After securing the restraining order, Decatur attorney Robert E. Wilson, who is representing the school district and Walker, dropped the Fulton County suit. “We were going down two tracks at once,” he said Thursday. “For a variety of tactical and legal reasons, especially legal reasons, we dismissed the state case and consolidated all of our federal and state claims under the federal case.”

“The primary issues are obviously constitutional,” he continued. The federal constitutional questions rest on due process; the state issues challenge whether the state law invoked to suspend Walker and other school board members “runs afoul of the Georgia Constitution,” he said.

 

In the federal complaint, Wilson argued that members of the DeKalb school board have a constitutional right to retain the office to which they were duly elected. “Elected officials have a property right in their office that cannot be taken away without due process,” the complaint states.

Due process was jeopardized when the state school board hearings did not inform DeKalb school board members of any specific misconduct of which they were accused, the complaint alleged, and “placed the burden on the members of the [DeKalb County Board of Education] to prove why they should not be removed.”

The suit also claimed that state law provided no specific requirements for removal, leaving state school board members “free to base their decision on personal whim or avarice.”

“Such prejudging, burden shifting and standardless review by [the state Board of Education] constitute a denial of procedural due process,” the complaint stated.
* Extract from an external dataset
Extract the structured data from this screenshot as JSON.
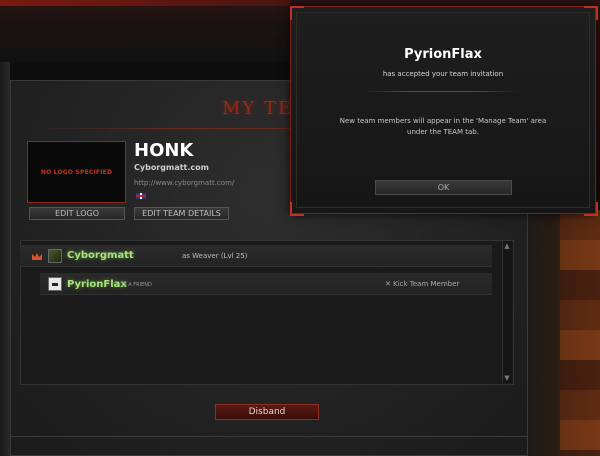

The suit also claims that the 2011 state law “illegally defers to the unelected and unaccountable [Southern Association of Colleges and Schools] to initiate suspension proceedings based on anonymous hearsay sources, fails to provide notice of charges against members, fails to provide a standard of review for the [state Board of Education] to apply, then upon suspension places the burden of proof on the member to gain reinstatement essentially by showing that a private accreditation agency would have a favorable view of the member’s participation in district governance,” the complaint stated.

Georgia Attorney General Sam Olens and his staff, who are defending the state law and the governor, have countered that DeKalb board members received “extensive due process” in a 14-hour evidentiary hearing at which they had the opportunity to subpoena and examine witnesses, were represented by counsel and allowed to make personal statements. State lawyers also argued that board members’ suspensions also can be appealed to the governor “and only become dismissals if those appeals are unsuccessful.”

State attorneys also defended the law’s constitutionality, asserting that the state constitution empowers the governor to make appointments. In addition, state lawyers cited a 2012 ruling by the Supreme Court of Georgia in a challenge by members of the Warren County school board. Perdue had removed four Warren County board members in 2010 after the school district’s accreditation was placed on probation.

In its ruling, the state high court held that Georgia’s constitution allows the state to establish qualifications for local boards and “presumably authorizes the General Assembly to establish a mechanism for the administrative removal of board members.” But in the Warren County case, the high court reversed a Fulton County Superior Court ruling that had allowed Perdue to remove the Warren County board members—saying that another state law on which he had relied did not give him the authority he sought.

Atlanta attorney Joshua Belinfante, who was Perdue’s executive counsel when the then-governor removed four members of the Clayton County School board and the Warren County board, said that Perdue had relied on another state law that gave the governor power to remove or suspend members of the state’s executive and licensing boards.

“We found a way we thought for him to act without a [new] statute,” Belinfante said. “It certainly would have been better with one.”